Data excerpts
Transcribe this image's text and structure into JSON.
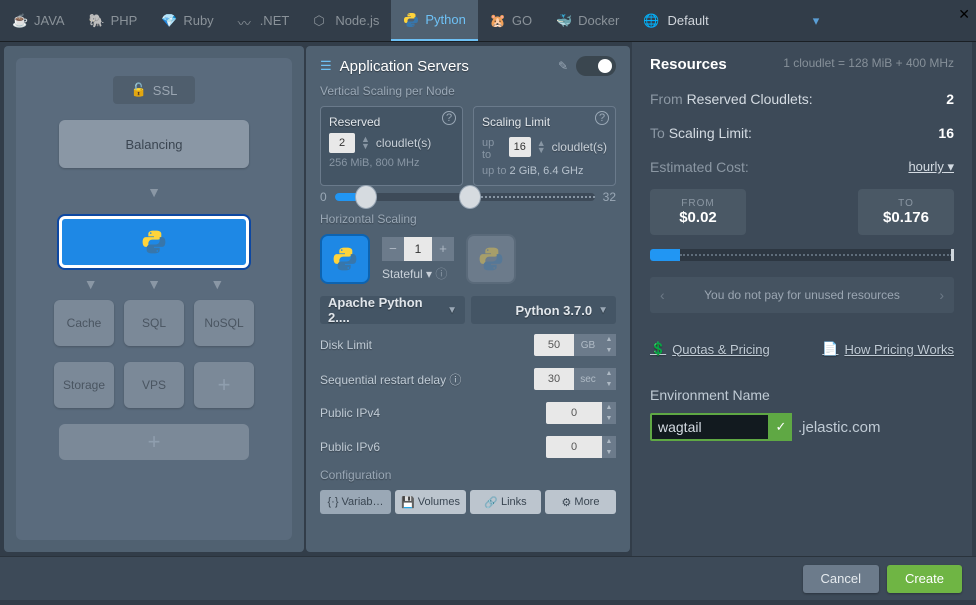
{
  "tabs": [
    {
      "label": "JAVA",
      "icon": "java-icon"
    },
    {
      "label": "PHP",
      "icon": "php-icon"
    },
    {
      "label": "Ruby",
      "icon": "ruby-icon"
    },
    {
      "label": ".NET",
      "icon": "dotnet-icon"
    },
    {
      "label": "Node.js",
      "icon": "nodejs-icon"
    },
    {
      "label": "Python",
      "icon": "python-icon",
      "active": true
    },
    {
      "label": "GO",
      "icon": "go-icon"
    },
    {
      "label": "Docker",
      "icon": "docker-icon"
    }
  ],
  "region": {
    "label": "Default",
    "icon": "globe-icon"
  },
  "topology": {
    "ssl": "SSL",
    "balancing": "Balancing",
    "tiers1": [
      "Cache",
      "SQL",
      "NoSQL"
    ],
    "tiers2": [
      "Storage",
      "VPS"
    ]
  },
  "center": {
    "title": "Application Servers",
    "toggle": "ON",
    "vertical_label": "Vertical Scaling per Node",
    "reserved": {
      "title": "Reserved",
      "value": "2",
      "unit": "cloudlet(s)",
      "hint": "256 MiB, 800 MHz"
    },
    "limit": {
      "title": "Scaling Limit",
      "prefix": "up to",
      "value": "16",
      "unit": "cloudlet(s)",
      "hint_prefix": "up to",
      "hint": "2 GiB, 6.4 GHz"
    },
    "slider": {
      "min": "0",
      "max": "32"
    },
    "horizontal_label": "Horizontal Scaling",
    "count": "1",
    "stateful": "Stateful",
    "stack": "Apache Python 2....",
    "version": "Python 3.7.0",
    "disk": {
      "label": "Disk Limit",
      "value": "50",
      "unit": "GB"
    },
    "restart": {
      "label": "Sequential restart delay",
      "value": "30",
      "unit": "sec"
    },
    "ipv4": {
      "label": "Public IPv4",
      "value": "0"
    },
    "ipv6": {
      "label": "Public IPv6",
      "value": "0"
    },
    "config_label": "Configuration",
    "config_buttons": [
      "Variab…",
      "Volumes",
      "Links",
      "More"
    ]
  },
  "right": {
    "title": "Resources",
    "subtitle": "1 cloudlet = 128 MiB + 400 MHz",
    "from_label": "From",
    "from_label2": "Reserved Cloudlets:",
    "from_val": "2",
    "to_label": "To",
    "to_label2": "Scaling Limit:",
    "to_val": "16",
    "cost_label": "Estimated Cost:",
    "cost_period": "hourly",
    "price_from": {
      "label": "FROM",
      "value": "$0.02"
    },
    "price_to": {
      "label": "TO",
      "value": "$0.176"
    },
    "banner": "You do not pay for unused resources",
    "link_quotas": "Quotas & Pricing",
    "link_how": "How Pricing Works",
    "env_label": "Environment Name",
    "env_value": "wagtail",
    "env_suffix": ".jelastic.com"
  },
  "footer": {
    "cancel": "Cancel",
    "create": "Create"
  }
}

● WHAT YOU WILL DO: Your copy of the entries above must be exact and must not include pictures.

● RESULT FOR THIS EXERCISE:
Transcribe this image's text and structure into JSON.
{
  "tabs": [
    {
      "label": "JAVA",
      "icon": "java-icon"
    },
    {
      "label": "PHP",
      "icon": "php-icon"
    },
    {
      "label": "Ruby",
      "icon": "ruby-icon"
    },
    {
      "label": ".NET",
      "icon": "dotnet-icon"
    },
    {
      "label": "Node.js",
      "icon": "nodejs-icon"
    },
    {
      "label": "Python",
      "icon": "python-icon",
      "active": true
    },
    {
      "label": "GO",
      "icon": "go-icon"
    },
    {
      "label": "Docker",
      "icon": "docker-icon"
    }
  ],
  "region": {
    "label": "Default",
    "icon": "globe-icon"
  },
  "topology": {
    "ssl": "SSL",
    "balancing": "Balancing",
    "tiers1": [
      "Cache",
      "SQL",
      "NoSQL"
    ],
    "tiers2": [
      "Storage",
      "VPS"
    ]
  },
  "center": {
    "title": "Application Servers",
    "toggle": "ON",
    "vertical_label": "Vertical Scaling per Node",
    "reserved": {
      "title": "Reserved",
      "value": "2",
      "unit": "cloudlet(s)",
      "hint": "256 MiB, 800 MHz"
    },
    "limit": {
      "title": "Scaling Limit",
      "prefix": "up to",
      "value": "16",
      "unit": "cloudlet(s)",
      "hint_prefix": "up to",
      "hint": "2 GiB, 6.4 GHz"
    },
    "slider": {
      "min": "0",
      "max": "32"
    },
    "horizontal_label": "Horizontal Scaling",
    "count": "1",
    "stateful": "Stateful",
    "stack": "Apache Python 2....",
    "version": "Python 3.7.0",
    "disk": {
      "label": "Disk Limit",
      "value": "50",
      "unit": "GB"
    },
    "restart": {
      "label": "Sequential restart delay",
      "value": "30",
      "unit": "sec"
    },
    "ipv4": {
      "label": "Public IPv4",
      "value": "0"
    },
    "ipv6": {
      "label": "Public IPv6",
      "value": "0"
    },
    "config_label": "Configuration",
    "config_buttons": [
      "Variab…",
      "Volumes",
      "Links",
      "More"
    ]
  },
  "right": {
    "title": "Resources",
    "subtitle": "1 cloudlet = 128 MiB + 400 MHz",
    "from_label": "From",
    "from_label2": "Reserved Cloudlets:",
    "from_val": "2",
    "to_label": "To",
    "to_label2": "Scaling Limit:",
    "to_val": "16",
    "cost_label": "Estimated Cost:",
    "cost_period": "hourly",
    "price_from": {
      "label": "FROM",
      "value": "$0.02"
    },
    "price_to": {
      "label": "TO",
      "value": "$0.176"
    },
    "banner": "You do not pay for unused resources",
    "link_quotas": "Quotas & Pricing",
    "link_how": "How Pricing Works",
    "env_label": "Environment Name",
    "env_value": "wagtail",
    "env_suffix": ".jelastic.com"
  },
  "footer": {
    "cancel": "Cancel",
    "create": "Create"
  }
}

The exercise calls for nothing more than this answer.